::: Task inputs :::
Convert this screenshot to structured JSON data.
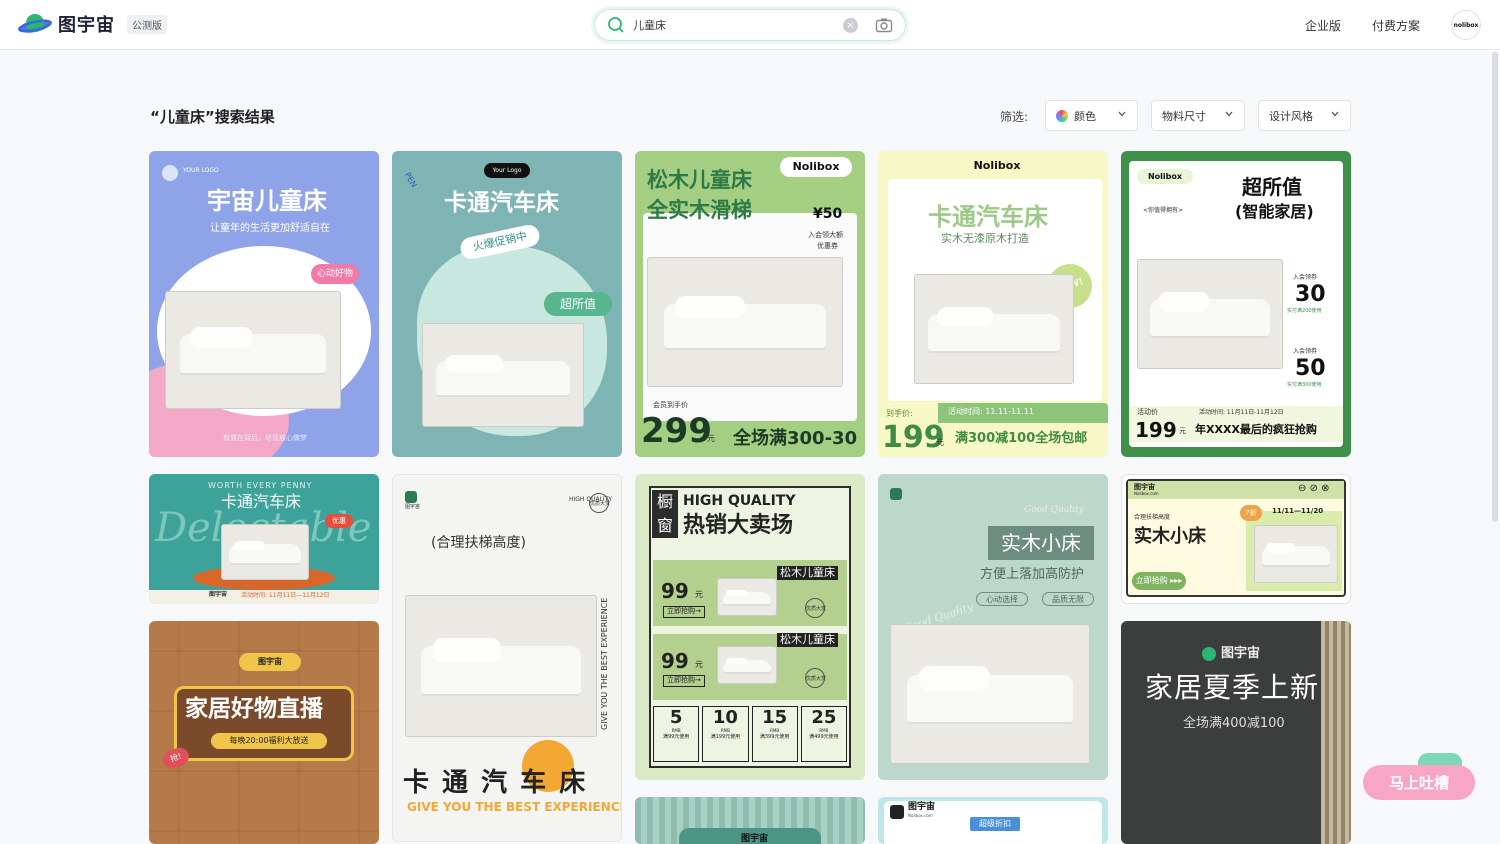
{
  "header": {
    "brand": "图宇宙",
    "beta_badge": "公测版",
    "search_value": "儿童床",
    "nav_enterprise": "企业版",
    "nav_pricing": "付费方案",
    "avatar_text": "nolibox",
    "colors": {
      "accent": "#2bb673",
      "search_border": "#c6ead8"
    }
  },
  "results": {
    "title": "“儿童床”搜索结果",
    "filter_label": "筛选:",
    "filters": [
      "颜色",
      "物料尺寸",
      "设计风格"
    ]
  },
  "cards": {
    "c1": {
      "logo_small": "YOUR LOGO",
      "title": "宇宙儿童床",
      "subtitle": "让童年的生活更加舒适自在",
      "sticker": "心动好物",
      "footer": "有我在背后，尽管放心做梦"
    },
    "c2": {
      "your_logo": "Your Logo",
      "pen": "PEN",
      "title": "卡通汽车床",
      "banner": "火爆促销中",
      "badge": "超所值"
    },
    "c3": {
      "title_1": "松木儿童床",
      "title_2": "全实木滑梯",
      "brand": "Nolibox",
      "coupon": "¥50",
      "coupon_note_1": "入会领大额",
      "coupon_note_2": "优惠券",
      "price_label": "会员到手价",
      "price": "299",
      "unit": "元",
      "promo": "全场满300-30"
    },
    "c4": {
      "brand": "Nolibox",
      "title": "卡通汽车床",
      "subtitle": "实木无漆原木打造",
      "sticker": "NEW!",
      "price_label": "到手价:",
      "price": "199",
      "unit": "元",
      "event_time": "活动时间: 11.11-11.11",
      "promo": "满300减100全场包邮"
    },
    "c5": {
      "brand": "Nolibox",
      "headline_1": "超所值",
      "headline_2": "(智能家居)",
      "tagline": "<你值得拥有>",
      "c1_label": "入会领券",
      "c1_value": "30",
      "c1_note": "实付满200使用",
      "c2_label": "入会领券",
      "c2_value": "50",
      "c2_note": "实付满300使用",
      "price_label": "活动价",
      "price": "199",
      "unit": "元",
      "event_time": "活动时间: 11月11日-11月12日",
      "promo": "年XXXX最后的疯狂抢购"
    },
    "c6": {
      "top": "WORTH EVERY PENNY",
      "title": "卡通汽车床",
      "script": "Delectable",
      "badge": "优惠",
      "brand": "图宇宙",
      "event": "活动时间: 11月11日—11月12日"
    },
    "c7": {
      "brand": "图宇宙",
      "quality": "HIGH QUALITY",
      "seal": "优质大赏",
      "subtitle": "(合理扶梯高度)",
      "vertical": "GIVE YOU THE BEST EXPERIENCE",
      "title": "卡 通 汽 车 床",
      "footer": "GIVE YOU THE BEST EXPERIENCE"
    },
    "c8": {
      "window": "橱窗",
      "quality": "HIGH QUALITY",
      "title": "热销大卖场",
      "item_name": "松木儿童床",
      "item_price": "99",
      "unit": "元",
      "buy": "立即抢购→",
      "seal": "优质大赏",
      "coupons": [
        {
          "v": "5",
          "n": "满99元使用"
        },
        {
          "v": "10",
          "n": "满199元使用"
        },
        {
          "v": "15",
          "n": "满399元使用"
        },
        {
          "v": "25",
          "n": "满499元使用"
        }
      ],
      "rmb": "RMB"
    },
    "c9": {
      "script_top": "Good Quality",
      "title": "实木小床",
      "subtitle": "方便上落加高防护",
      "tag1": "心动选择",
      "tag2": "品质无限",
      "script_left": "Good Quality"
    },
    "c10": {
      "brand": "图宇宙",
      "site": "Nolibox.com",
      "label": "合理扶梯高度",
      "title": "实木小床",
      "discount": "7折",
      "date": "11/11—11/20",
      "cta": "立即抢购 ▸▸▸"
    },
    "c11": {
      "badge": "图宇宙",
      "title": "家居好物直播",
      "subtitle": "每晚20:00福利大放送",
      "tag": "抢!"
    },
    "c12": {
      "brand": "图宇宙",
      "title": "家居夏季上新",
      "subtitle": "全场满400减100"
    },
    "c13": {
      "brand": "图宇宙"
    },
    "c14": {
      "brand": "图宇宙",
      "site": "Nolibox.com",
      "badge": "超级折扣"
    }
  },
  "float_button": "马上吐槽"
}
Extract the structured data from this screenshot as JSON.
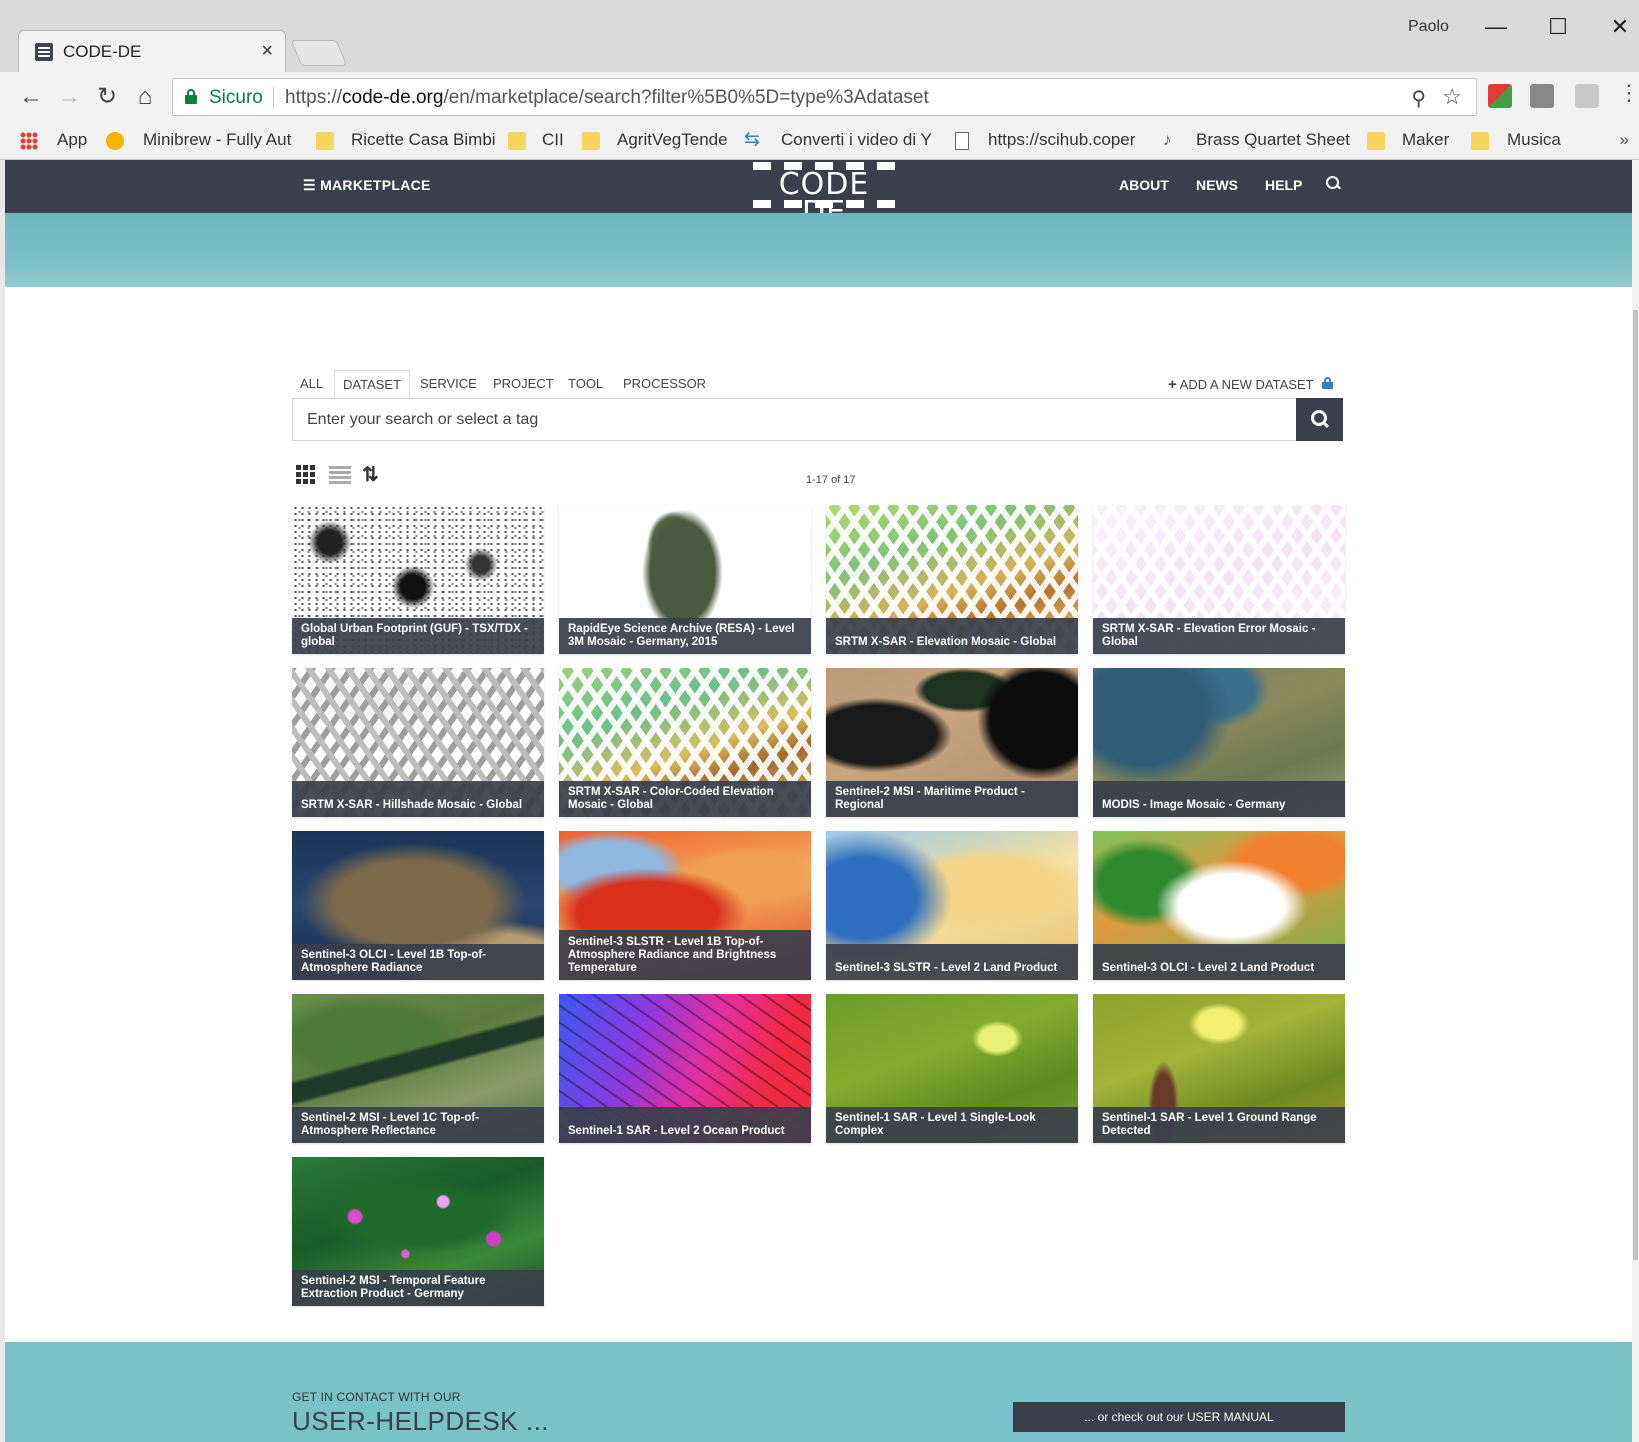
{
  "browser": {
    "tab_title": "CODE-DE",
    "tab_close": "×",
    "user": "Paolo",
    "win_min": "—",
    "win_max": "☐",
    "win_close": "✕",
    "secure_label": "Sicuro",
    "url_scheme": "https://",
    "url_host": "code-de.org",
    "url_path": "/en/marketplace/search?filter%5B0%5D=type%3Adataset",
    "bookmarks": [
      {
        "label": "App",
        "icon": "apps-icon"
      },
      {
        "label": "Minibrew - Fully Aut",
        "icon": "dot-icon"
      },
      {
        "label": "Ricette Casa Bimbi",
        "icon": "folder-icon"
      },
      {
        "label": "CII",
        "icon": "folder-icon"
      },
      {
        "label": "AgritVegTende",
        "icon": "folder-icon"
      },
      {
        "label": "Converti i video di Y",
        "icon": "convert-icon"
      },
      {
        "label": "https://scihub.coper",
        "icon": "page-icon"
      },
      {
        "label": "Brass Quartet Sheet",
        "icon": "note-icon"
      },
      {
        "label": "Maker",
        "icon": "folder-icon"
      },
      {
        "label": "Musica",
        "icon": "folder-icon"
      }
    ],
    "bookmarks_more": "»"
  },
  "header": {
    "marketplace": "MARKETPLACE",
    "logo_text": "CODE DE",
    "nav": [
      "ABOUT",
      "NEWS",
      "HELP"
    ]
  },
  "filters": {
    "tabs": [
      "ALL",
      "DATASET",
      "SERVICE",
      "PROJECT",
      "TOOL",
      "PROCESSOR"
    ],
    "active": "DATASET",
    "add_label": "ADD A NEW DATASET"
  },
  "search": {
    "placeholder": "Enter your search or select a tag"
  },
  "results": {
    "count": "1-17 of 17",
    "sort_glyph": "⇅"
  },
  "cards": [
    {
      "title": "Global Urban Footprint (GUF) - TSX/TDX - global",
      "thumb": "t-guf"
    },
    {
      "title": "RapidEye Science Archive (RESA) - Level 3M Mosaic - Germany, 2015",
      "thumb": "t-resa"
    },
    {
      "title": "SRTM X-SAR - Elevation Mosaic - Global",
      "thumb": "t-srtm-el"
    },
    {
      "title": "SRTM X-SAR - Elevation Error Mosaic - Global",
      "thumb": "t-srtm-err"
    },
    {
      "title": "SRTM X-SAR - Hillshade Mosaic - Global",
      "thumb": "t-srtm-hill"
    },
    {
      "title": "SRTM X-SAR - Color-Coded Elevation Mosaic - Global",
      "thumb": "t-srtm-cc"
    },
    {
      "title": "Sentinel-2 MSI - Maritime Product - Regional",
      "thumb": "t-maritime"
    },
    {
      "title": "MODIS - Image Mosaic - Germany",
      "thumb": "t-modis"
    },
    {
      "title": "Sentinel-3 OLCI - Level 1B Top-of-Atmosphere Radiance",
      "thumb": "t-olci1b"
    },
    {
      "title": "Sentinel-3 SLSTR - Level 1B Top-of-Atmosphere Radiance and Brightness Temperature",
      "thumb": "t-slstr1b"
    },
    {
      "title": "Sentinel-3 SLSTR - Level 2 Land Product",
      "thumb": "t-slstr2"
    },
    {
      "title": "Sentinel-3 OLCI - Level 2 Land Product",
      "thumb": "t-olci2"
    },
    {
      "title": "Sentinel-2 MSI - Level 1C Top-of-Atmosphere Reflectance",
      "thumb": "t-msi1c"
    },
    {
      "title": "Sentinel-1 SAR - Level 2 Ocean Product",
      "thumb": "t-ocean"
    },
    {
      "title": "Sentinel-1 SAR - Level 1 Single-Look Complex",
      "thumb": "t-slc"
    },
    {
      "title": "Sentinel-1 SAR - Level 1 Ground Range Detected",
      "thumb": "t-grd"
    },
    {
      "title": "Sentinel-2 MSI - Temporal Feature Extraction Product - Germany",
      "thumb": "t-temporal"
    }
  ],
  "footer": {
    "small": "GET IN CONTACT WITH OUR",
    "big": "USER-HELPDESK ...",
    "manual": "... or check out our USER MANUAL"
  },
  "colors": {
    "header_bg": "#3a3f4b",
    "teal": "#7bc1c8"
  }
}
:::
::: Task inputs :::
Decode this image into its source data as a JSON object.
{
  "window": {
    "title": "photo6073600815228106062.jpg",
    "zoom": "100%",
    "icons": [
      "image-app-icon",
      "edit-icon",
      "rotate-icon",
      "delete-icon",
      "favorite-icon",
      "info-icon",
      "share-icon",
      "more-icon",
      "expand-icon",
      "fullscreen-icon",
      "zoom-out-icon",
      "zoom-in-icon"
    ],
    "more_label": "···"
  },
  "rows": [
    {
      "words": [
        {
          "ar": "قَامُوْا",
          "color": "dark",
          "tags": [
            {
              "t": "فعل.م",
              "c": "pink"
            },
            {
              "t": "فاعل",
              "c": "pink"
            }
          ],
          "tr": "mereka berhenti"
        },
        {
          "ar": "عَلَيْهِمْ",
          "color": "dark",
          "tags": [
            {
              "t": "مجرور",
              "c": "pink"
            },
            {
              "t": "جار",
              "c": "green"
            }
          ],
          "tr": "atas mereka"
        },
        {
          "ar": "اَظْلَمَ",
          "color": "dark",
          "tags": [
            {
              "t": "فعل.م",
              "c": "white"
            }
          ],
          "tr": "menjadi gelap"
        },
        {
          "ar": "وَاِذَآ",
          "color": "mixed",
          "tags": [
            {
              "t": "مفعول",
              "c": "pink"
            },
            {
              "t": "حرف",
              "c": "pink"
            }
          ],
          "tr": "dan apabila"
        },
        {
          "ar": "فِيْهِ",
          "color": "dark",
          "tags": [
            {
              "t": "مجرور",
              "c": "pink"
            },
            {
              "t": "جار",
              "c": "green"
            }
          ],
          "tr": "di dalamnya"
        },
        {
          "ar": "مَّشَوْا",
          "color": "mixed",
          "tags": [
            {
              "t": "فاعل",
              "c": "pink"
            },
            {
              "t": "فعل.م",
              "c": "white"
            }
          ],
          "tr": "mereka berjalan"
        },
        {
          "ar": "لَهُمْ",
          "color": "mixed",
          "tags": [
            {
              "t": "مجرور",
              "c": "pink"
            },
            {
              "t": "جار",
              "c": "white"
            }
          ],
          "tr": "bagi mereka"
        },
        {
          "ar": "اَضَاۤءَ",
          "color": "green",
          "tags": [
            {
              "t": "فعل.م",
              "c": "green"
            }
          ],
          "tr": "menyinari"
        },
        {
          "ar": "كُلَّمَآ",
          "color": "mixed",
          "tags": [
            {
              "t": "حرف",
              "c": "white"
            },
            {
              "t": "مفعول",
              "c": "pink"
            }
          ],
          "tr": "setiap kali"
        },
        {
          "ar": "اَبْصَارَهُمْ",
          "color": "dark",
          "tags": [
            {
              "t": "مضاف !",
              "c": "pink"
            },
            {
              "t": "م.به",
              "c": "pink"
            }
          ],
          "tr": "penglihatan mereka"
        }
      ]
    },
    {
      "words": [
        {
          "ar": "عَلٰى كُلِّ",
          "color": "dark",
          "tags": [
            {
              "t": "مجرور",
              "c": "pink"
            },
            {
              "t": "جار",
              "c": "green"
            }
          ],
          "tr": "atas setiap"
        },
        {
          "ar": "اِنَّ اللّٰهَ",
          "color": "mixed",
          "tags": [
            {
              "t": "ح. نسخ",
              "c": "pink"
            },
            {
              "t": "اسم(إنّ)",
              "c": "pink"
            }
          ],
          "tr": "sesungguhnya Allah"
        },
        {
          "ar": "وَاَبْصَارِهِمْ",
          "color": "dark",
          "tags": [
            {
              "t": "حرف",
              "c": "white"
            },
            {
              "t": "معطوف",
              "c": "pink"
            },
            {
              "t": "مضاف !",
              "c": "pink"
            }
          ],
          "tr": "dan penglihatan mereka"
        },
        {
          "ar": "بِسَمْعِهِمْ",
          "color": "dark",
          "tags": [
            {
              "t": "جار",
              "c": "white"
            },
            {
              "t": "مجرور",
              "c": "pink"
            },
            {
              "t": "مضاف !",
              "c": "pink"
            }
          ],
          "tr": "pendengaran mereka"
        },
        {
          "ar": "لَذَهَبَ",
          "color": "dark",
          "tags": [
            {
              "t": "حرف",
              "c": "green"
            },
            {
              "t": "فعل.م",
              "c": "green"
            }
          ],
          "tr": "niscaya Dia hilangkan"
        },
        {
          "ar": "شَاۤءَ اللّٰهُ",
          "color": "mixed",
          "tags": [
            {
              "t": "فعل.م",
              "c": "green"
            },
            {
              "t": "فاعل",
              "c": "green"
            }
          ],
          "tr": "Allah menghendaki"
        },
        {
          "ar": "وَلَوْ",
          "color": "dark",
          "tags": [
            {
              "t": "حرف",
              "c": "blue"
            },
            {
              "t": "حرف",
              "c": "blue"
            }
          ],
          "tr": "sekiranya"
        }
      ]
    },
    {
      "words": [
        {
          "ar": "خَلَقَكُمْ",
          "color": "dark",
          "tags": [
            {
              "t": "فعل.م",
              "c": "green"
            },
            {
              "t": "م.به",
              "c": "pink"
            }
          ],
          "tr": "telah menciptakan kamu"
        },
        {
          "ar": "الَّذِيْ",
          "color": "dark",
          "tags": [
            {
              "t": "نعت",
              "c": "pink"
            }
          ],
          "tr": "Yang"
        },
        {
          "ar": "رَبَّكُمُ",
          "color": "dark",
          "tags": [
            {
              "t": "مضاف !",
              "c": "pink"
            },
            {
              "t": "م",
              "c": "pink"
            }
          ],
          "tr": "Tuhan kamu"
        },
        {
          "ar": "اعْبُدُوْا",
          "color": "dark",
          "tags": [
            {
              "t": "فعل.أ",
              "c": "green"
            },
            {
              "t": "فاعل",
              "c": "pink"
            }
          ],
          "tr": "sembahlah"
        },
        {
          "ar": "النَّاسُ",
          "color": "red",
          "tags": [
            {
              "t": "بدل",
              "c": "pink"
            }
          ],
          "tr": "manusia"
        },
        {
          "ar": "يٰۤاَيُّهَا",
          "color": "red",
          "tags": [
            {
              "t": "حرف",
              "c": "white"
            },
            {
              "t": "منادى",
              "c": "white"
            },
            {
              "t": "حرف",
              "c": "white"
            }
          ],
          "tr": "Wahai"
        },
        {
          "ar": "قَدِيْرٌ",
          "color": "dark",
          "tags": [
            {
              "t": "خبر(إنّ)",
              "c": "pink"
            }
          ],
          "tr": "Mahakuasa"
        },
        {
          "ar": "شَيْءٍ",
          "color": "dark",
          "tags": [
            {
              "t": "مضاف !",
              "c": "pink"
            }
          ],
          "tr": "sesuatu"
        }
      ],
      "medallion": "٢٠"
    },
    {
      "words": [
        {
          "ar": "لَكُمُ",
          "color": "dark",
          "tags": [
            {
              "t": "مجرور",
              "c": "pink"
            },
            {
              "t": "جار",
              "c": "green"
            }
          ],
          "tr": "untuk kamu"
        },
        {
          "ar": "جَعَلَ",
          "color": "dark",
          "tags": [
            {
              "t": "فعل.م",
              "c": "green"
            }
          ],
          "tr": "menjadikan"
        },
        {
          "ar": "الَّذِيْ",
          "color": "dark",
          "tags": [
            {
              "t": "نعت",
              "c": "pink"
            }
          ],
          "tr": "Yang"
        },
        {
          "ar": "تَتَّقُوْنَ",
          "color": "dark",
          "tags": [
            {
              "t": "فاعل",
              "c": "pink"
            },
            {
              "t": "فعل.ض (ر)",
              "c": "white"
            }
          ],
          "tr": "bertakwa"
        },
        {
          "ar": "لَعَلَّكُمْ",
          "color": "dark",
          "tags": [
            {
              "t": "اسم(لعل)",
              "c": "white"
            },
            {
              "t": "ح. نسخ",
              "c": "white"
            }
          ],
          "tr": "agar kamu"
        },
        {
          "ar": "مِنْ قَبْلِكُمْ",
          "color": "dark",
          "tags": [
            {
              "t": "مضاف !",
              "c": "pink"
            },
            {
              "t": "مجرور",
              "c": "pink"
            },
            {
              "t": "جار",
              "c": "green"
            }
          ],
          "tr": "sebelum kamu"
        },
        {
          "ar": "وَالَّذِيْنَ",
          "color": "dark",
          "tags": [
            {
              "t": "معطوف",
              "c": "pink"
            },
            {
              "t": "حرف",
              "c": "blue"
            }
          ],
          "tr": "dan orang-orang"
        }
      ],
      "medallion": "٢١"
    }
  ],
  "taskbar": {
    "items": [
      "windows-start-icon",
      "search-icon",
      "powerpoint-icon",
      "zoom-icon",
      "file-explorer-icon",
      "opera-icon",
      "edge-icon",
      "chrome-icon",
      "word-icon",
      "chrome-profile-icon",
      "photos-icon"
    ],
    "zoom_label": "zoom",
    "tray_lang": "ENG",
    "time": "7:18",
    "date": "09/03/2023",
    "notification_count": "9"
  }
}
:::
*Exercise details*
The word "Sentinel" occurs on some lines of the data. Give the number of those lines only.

*Solved exercise*
10